The move has irked a number of cast members. "This means more blockout days added to our Main Gate Pass," sighed one employee. "I counted at least 78 blockout days for Disneyland cast members before the Halloween promotion."
"The company is pretty good in taking things away from cast members, but not giving anything in return," grumbled another.
"Old Disney" loved open doors. At shops, restaurants and attractions, an open door welcomes guests inside. Yet ever-tightening health code ordinances have encouraged Disneyland and DCA to go to a closed-door policy at many of their eateries.
"If you notice, restaurants with open eating patios such as French Market, Pizza Port, and Cafe Orleans have their doors closed and cast members standing by to open the doors for guests entering," said one worker. "Blue Bayou will not be affected for now. Coke Corner, Stage Door Cafe, and Royal St Veranda have takeout windows, and have not been affected."

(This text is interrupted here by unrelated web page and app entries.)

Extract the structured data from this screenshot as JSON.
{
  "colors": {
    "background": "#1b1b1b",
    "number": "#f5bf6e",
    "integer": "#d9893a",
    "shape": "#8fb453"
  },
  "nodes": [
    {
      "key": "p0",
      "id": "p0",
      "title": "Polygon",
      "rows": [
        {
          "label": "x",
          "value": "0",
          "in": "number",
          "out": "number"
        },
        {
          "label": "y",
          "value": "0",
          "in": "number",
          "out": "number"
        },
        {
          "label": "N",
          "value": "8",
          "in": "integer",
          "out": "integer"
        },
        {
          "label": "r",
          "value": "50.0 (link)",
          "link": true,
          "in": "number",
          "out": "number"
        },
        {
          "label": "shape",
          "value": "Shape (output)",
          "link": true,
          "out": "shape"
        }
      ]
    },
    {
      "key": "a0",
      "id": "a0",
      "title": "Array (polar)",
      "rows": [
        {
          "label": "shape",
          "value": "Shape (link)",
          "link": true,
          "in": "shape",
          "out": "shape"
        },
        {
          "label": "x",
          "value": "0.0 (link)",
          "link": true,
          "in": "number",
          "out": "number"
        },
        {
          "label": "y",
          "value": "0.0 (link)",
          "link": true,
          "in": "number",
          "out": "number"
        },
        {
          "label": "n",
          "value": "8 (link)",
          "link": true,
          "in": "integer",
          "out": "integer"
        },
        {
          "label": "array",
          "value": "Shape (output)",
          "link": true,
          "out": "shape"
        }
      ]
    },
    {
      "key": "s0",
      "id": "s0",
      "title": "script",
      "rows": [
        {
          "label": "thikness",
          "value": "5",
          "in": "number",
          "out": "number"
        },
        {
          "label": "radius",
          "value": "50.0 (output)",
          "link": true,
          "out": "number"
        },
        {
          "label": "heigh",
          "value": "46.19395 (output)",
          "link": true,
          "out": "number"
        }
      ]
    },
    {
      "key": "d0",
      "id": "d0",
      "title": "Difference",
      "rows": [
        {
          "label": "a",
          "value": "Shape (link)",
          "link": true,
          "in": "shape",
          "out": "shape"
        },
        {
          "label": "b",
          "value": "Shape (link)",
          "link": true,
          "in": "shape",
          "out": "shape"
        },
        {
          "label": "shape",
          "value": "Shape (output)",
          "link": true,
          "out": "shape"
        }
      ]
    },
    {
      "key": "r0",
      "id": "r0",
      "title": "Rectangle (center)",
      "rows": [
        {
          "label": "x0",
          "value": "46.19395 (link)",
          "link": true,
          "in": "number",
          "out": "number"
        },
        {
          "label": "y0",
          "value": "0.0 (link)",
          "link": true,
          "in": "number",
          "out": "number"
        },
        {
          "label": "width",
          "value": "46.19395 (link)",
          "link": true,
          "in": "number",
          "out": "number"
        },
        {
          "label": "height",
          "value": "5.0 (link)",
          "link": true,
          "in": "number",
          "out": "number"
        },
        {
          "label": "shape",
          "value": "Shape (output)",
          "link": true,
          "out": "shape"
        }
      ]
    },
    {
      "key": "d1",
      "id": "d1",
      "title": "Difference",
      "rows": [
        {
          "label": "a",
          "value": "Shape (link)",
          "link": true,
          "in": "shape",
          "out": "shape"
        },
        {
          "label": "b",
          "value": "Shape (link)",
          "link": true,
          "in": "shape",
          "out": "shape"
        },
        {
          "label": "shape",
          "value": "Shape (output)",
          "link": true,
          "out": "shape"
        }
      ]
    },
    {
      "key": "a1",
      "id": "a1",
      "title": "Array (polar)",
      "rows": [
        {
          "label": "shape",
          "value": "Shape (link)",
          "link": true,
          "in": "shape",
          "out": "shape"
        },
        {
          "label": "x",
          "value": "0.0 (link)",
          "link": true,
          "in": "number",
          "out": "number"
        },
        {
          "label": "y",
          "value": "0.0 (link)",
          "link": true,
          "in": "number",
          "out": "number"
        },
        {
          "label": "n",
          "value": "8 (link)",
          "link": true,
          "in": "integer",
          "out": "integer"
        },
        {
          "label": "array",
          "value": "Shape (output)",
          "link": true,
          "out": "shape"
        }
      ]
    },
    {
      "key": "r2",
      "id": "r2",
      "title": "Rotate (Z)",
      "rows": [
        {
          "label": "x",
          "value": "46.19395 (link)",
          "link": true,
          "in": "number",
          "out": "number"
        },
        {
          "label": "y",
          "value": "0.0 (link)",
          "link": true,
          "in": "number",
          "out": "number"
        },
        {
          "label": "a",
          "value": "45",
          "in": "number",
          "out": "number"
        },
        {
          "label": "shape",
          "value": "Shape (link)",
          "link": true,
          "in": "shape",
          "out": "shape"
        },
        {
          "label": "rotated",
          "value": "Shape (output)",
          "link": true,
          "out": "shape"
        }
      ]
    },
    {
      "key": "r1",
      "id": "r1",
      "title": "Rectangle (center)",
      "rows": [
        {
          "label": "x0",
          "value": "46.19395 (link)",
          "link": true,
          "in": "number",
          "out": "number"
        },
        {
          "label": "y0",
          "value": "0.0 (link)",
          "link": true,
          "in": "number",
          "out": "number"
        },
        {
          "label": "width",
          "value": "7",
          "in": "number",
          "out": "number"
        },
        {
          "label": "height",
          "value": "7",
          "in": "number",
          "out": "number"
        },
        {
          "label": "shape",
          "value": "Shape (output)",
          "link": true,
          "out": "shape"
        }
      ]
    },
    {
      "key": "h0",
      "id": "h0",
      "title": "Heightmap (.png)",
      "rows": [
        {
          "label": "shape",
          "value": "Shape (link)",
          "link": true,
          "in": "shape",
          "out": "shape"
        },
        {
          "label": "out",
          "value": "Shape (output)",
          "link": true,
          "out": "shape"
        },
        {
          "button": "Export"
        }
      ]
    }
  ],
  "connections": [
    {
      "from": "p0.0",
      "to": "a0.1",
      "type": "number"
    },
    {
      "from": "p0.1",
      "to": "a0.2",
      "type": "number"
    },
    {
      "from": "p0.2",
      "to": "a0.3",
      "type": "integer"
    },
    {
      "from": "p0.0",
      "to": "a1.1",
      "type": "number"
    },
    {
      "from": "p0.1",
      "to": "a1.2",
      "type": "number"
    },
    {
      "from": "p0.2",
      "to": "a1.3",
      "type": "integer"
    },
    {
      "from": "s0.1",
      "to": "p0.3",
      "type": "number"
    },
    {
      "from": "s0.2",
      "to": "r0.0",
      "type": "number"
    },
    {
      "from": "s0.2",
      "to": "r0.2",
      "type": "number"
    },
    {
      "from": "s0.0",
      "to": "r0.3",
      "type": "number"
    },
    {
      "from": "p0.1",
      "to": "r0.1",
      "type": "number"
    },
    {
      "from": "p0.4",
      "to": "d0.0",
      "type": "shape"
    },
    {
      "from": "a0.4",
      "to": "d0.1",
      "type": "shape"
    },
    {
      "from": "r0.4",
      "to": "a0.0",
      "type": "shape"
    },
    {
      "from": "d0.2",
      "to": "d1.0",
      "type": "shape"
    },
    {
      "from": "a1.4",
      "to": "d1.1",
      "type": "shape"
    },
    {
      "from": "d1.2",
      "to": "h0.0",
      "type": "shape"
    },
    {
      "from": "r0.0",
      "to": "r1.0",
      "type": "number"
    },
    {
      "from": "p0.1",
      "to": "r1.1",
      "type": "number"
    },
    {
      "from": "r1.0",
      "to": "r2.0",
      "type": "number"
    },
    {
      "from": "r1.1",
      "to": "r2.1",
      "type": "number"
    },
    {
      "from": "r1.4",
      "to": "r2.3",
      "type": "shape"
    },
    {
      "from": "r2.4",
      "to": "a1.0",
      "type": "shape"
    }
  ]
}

As a compromise, he said, "Construction work [is] going on at the entrance of the Village Haus Restaurant. A new set of doors is being put in; they're electric and open and close automatically. The main entrance for the French Market is also being worked on."
As promised in an earlier blog post, Fort Wilderness' cemetery is back, with one more change. "The grass is growing, and the only thing different from the original, besides the headstones facing to the north of the island, is that there is no open grave," pointed out one cast member. "I guess Legal does not want guests having too much fun."
(Send an email to David Koenig)
David Koenig is the senior editor of the 80-year-old business journal, The Merchant Magazine.
After receiving his degree in journalism from California State University, Fullerton (aka Cal State Disneyland), he began years of research for his first book, Mouse Tales: A Behind-the-Ears Look at Disneyland (1994), which he followed with Mouse Under Glass: Secrets of Disney Animation & Theme Parks (1997, revised 2001) and More Mouse Tales: A Closer Peek Backstage at Disneyland (1999) (All titles published by Bonaventure Press).
He lives in Aliso Viejo, California, with his lovely wife, Laura, their wonderful son, Zachary, and their adorable daughter, Rebecca.